Name: David Scalise
Title: Executive chef
Location: Seminole Hard Rock Hotel & Casino, 1 Seminole way, Hollywood, 954-327-7625, SeminoleHardRockHollywood.com
Time at this location: Three months
Style of food prepared: Scalise oversees eight food outlets, including the diner-style Blue Plate and fine-dining Council Oak
Background: Supervising 200 workers is nothing new for Scalise, who aspires to be a corporate chef for a major hotel chain. After growing up cooking with his Italian family in Columbia, Mo., he directed resort culinary staffs across the country. He most recently was executive chef of nine restaurants at the Sawgrass Marriott Golf Resort & Spa in Ponte Vedra Beach.

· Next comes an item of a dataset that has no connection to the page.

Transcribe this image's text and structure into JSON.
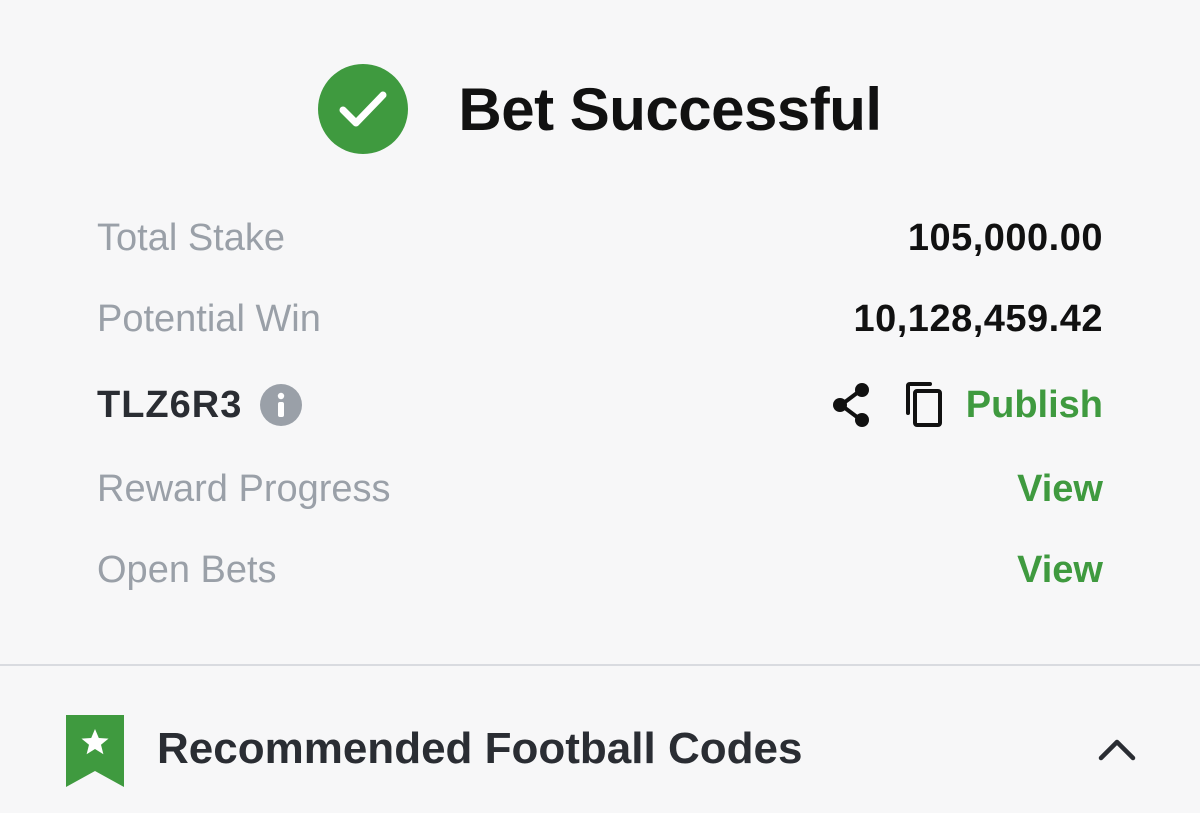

"At the Sawgrass, I worked very close with local farmers and fishermen," Scalise says. "I even went as far as raising bees. We sold our local sawgrass honey and used it to cook with at the restaurants."
Q: What's the biggest challenge in managing so many restaurants/concepts at once?
A: I really enjoy the diversity . . . it certainly makes for an interesting day. When all of the restaurants are at capacity, my day is spent walking from one restaurant to the other, jumping in to help wherever needed. New Year's Eve is a prime example: We fed close to 4,000 people. There is never a dull moment.
Q: How do your clients' tastes and desires differ here compared to other resorts across the country?
A: The biggest difference and most rewarding experience of living in so many places is learning to cook the regional cuisines. As a chef, you have to adapt your style to your guests' tastes. For example, in Southern California, diners were adventurous, so I could get away with new and trendy items. In Jacksonville, diners were more conservative, so I had to take some regional Southern favorites and put a modern influence on them. The South Florida clientele seem to be in the middle. At Seminole Hard Rock, we have traditional steakhouse items on the Council Oak menu, but we get to be creative with our nightly specials.
Q: What are your two favorite dishes on the menus?
A: Our prime dry-aged beef in Council Oak and our house-ground brisket burgers in Blue Plate.
Q: What changes might you foresee to keep your restaurants fresh and exciting?
A: I would like to incorporate more small farms into our resort restaurants. I would also like to start our own garden growing organic seasonal produce, as well as keeping a few beehives.
Q: Where do you like to go for culinary travel?
A: I have eaten amazing food in France, Italy and Portugal. New York and Chicago have unbelievable restaurants. The food scene in South Florida is becoming sophisticated now, and there are many world-class restaurants here as well.Copyright © 2015, South Florida